African economists with colo-mentality insist on free-floating currency and liberalized market as the only way to move our economy forward because it attracts foreign investments. We do not argue against foreign investment. We actually want foreign investment, what we guide against are predatory investors that have no interest in long term infrastructure but temporarily park foreign pension funds and edge funds in stock market that has never added value to economy.

Oh yes they have criticized China too but how effective are they in shaping China’s policy? You should watch how Nigerians almost turn to fist fight on the streets about devaluation and how industries that use water and sugar to make beverages blackmailed Government on why they could not continue production and must lay off workers because they could not import their “materials” and machineries (that can be made locally) from abroad!

We are talking about manufacturers that have been in these countries for almost a century but still importing “ingredients” and workers into Africa when most of what are needed are right in front of their noses locally. Even local bread makers grumbled about cassava in bread. After wheat bread content has been reduced, prices still went up so that they can import even more wheat to satisfy the taste of the consumer that do not like their local cassava in bread!

The way your feeders control you is to change your taste from local food that you grow to their food that you have to import or that they command you to grow. African addiction to foreign food is not by accident; it is by plan and design. When they train our taste buds, they can leave us and we will train our children’s taste buds. The initially trainers of our taste buds do not have to be there. We perpetuate and transfer foreign taste and preferences to the next generation.

Unfortunately, one generation refused to learn from the mistakes of the previous generation. Many of us remember “Structural Adjustment” and how it impoverished our middleclass professionals including our teachers and professors that never had the opportunity to build their own houses or buy another foreign made car since we never had local car production. Even if we had local production in anything, it has never been cheaper than foreign made.

IMF and World Bank admitted at the International Conference in Ghana that implementation of it was wrong. Yet they come back with the same principle of devaluation of our currencies to get us into Promised Land of economic sufficiency. When these economists, supported by local cronies keep on selling us dummy principles and we keep on buying their brands, we cannot keep on blaming them. The fault is ours. The awareness today for frivolous consumption is higher than it used to be but we still need to turn it into action in terms of local production.

The idea that we can sell enough raw materials to buy back finished products of the same raw material is incomprehensible if not stupid on its face. Yet this is what Africans have been encouraged to do and known to do for centuries. When we talk about toothpicks and pencils importation, it looks like trying to trivialize issues to justify out prejudice against foreign goods that are locally available. But it point to a deep-rooted bias against home production. We must learn how to appreciate Ijebu- and Okrika-made goods.

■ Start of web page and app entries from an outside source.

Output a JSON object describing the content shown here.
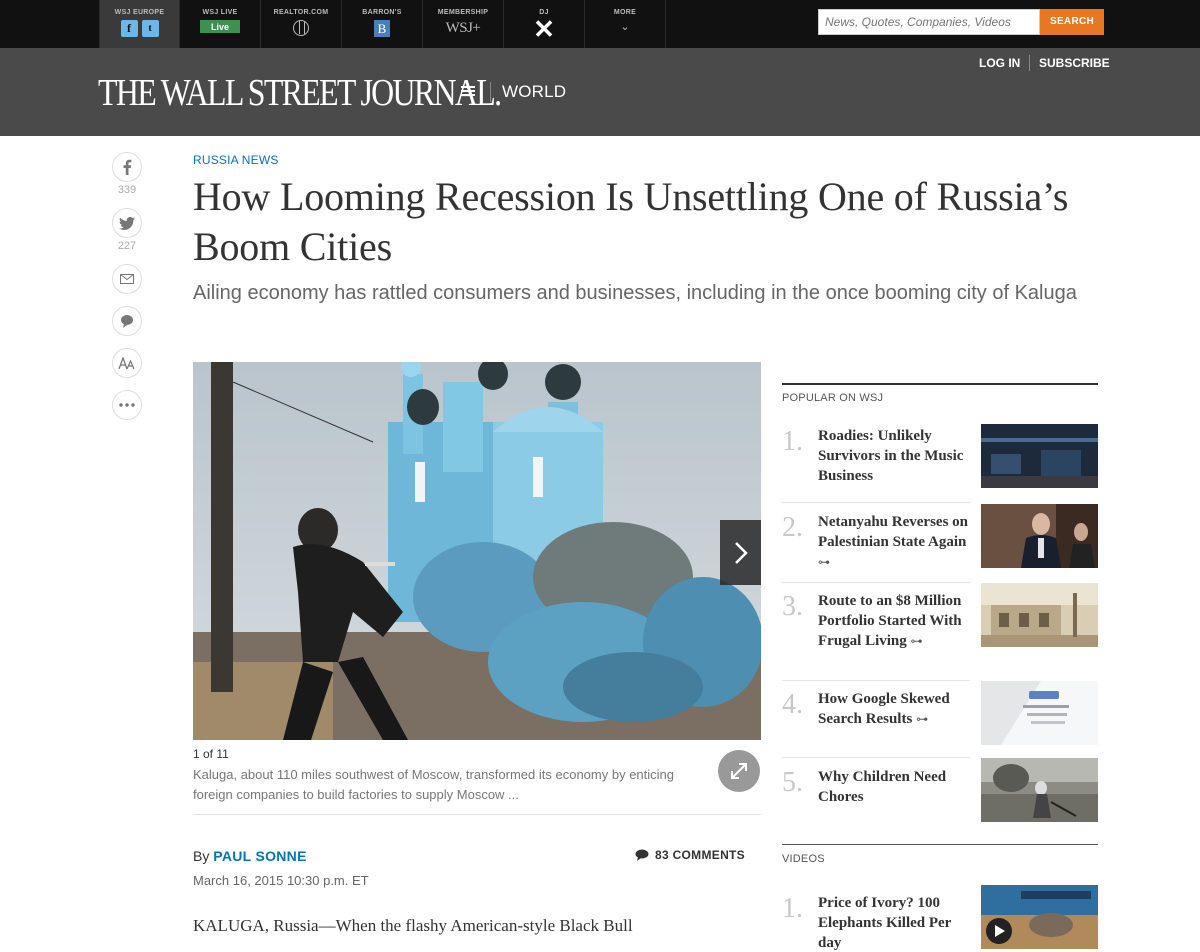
{
  "topnav": {
    "items": [
      {
        "label": "WSJ EUROPE",
        "icon": "facebook-twitter-icons"
      },
      {
        "label": "WSJ LIVE",
        "badge": "Live"
      },
      {
        "label": "REALTOR.COM",
        "icon": "globe-icon"
      },
      {
        "label": "BARRON'S",
        "icon_text": "B"
      },
      {
        "label": "MEMBERSHIP",
        "icon_text": "WSJ+"
      },
      {
        "label": "DJ",
        "icon_text": "✕"
      },
      {
        "label": "MORE",
        "icon_text": "⌄"
      }
    ],
    "fb_glyph": "f",
    "tw_glyph": "t",
    "search_placeholder": "News, Quotes, Companies, Videos",
    "search_button": "SEARCH"
  },
  "masthead": {
    "logo": "THE WALL STREET JOURNAL.",
    "section": "WORLD",
    "login": "LOG IN",
    "subscribe": "SUBSCRIBE"
  },
  "share": {
    "facebook_count": "339",
    "twitter_count": "227"
  },
  "article": {
    "kicker": "RUSSIA NEWS",
    "headline": "How Looming Recession Is Unsettling One of Russia’s Boom Cities",
    "dek": "Ailing economy has rattled consumers and businesses, including in the once booming city of Kaluga",
    "slide_counter": "1 of 11",
    "caption": "Kaluga, about 110 miles southwest of Moscow, transformed its economy by enticing foreign companies to build factories to supply Moscow ...",
    "byline_prefix": "By",
    "author": "PAUL SONNE",
    "comments": "83 COMMENTS",
    "timestamp": "March 16, 2015 10:30 p.m. ET",
    "body_start": "KALUGA, Russia—When the flashy American-style Black Bull"
  },
  "sidebar": {
    "popular_title": "POPULAR ON WSJ",
    "popular": [
      {
        "num": "1.",
        "title": "Roadies: Unlikely Survivors in the Music Business",
        "key": false
      },
      {
        "num": "2.",
        "title": "Netanyahu Reverses on Palestinian State Again",
        "key": true
      },
      {
        "num": "3.",
        "title": "Route to an $8 Million Portfolio Started With Frugal Living",
        "key": true
      },
      {
        "num": "4.",
        "title": "How Google Skewed Search Results",
        "key": true
      },
      {
        "num": "5.",
        "title": "Why Children Need Chores",
        "key": false
      }
    ],
    "key_glyph": "⊶",
    "videos_title": "VIDEOS",
    "videos": [
      {
        "num": "1.",
        "title": "Price of Ivory? 100 Elephants Killed Per day"
      }
    ]
  },
  "colors": {
    "accent_blue": "#0274b6",
    "search_orange": "#e87722",
    "masthead_gray": "#4a4a4a",
    "topbar_black": "#111111"
  }
}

Sometimes we want to believe that one has to be on drugs to be so induced. If you think opium was foreign gadgets like mirrors to our grandfathers, Bread and Wine of Jesus or the favorite food of Muhammad is Sunnah: these are spells on which Africans are mesmerized, you may be right. No wonder Okonkwo (of Things Fall Apart) took his horn to Church to receive wine!